Hawk-Eye technology was used in the review that cleared Cameron Waters of wrongdoing in his first-lap tangle with David Reynolds in Sunday's Superloop Adelaide 500 leg.
Reynolds was sitting third when Waters made a move down the inside at the Turn 9 hairpin, which ended with the Penrite Racing Holden being escorted wide.
While Reynolds fell to seventh and ultimately finished a frustrated ninth, Waters took his Monster Mustang to second, his first podium since Pukekohe in 2017.
Stewards reviewed the incident, with Hawk-Eye helping determine that Waters' left-front wheel interlocked with Reynolds' right-front, sending the Ford straight-on briefly.
Largely associated with ball-tracking animation in tennis and cricket, Hawk-Eye provides instant access to footage recorded by all television cameras at the circuit.
After being trialled at a handful of events in 2018, it will be used as part of the judicial process more this season amid a push to settle more outcomes in-race.
In Adelaide's season opener, it was also brought into play in Sunday ARMOR ALL Qualifying to determine James Golding impeded James Courtney at Turn 8, incurring a three-place grid penalty.
Asked about the incident post-race, Waters said it was clear his and Reynolds' wheels interlocked.
"I kind of knew early on that I had to get in front of Reynolds if I wanted to have a shot at Shane [van Gisbergen] and getting a podium," he said.

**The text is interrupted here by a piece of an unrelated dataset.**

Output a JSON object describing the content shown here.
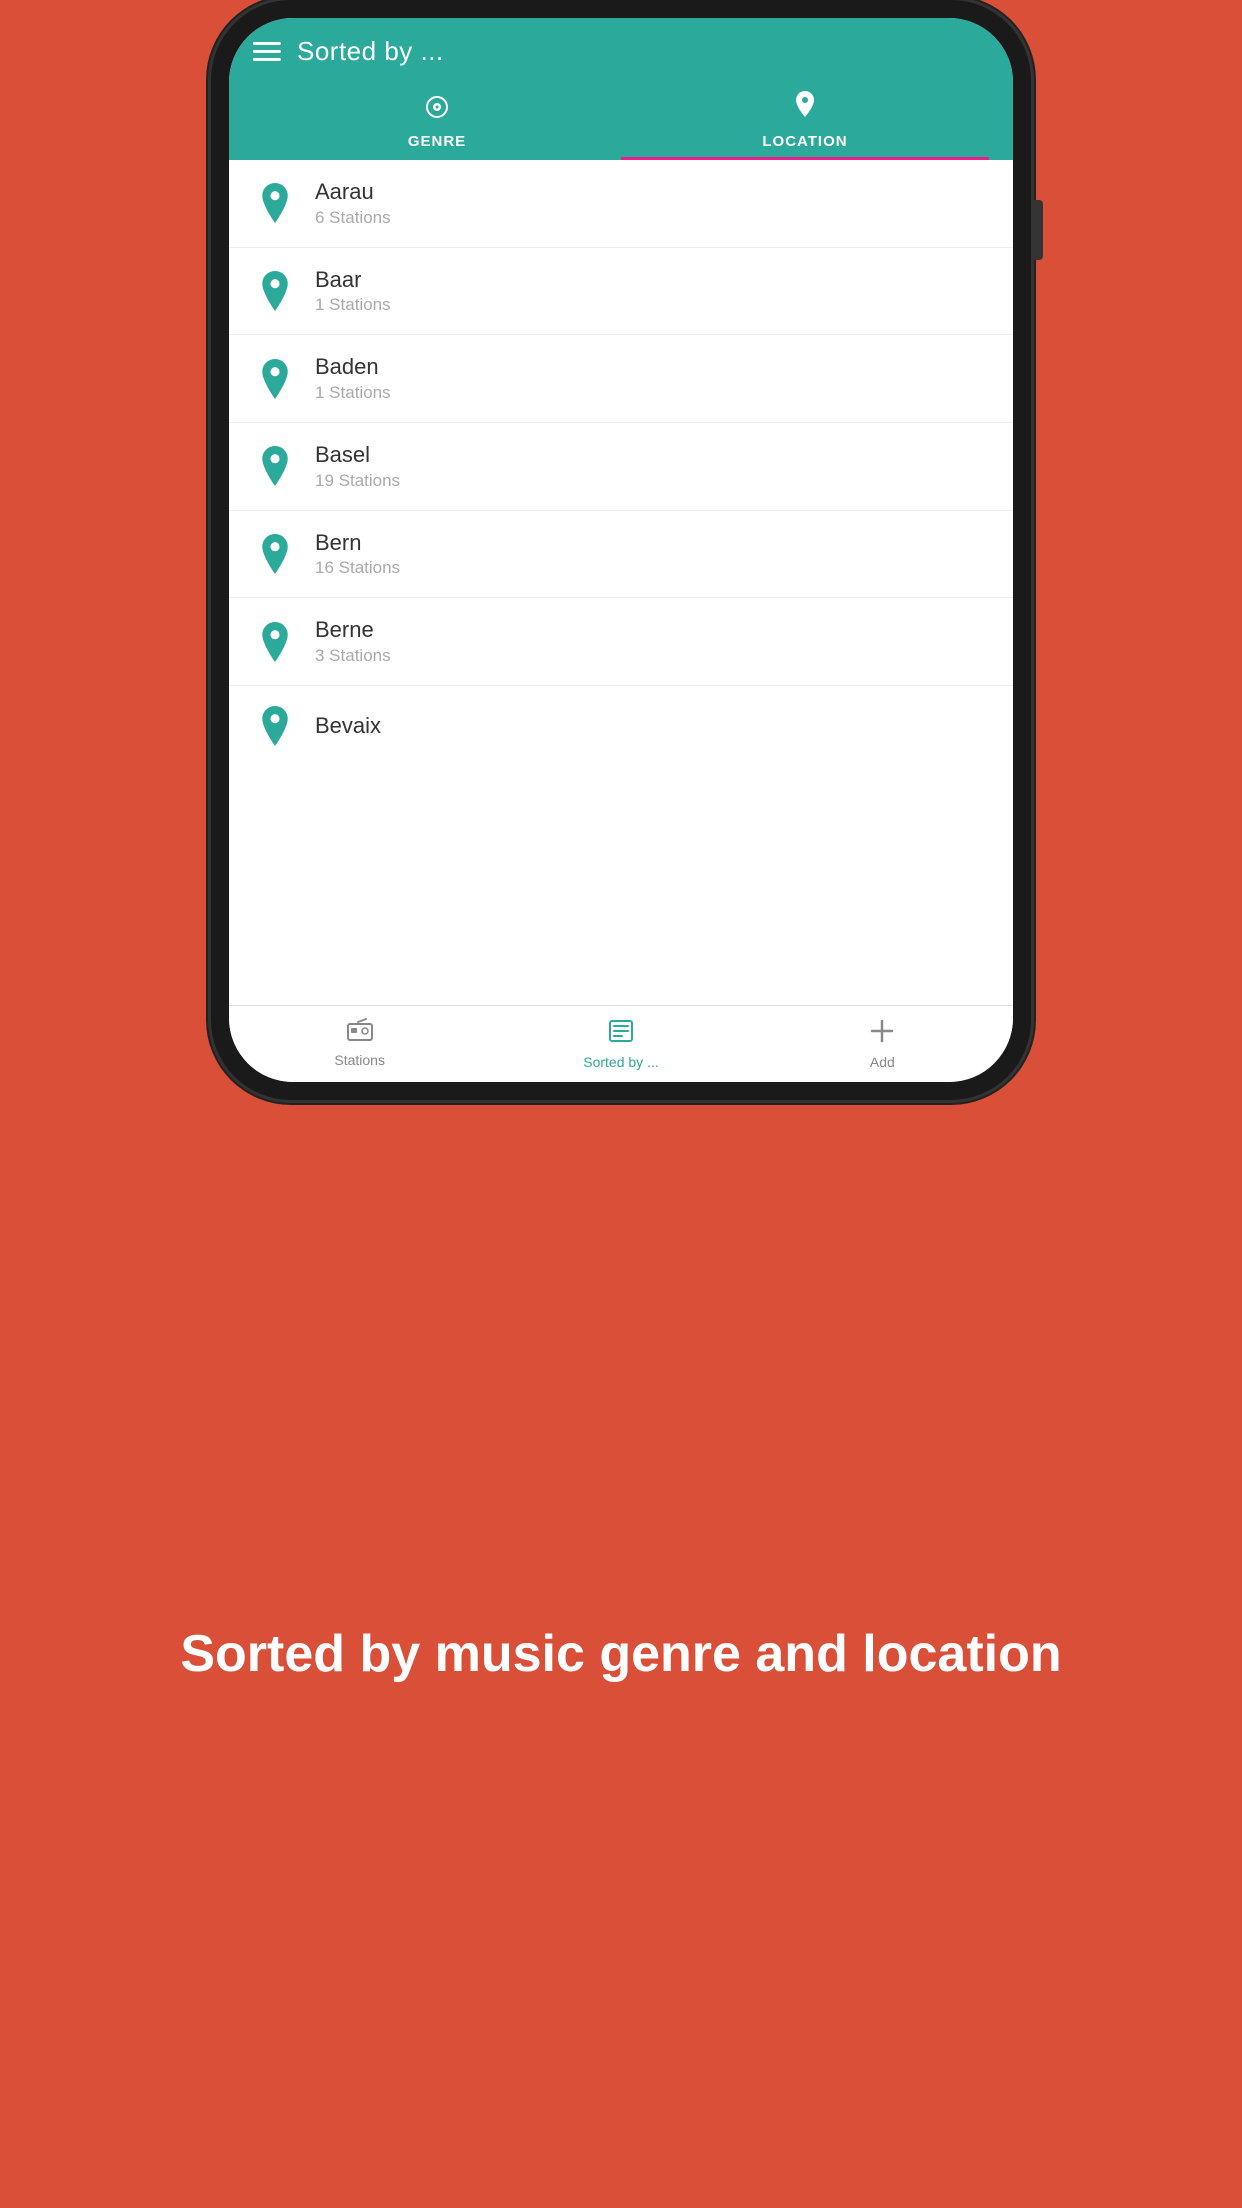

"I had a good run through [Turn] 8, came out of there and thought I'd have a crack.
"I got side-by-side and we actually kind of interlocked wheels and tore the wheel out of my hand.
"I actually thought I had bent steering but lucky I didn't have any damage."
Having won the 2018 finale in Newcastle and been an Adelaide podium finisher 12 months earlier, Reynolds had a low-key start to the new campaign.
While he started third on Sunday, he had to settle for race results of eighth and ninth, and was miffed by the Waters clash and lack of action.
Reynolds said it was not clear the wheels had interlocked immediately after what he classed as a "terrible" race, despite leading the middle stint on an alternate strategy.
"I got run off the track and there was nothing done about it," Reynolds told Supercars.com.
"It was a fair move initially, I was trying to drive around the outside, give plenty of room as I do and I still got shafted.
"It took me ages to get my momentum back. My car wasn't that fast anyway, but it kind of just made it worse that I got pushed out of the road."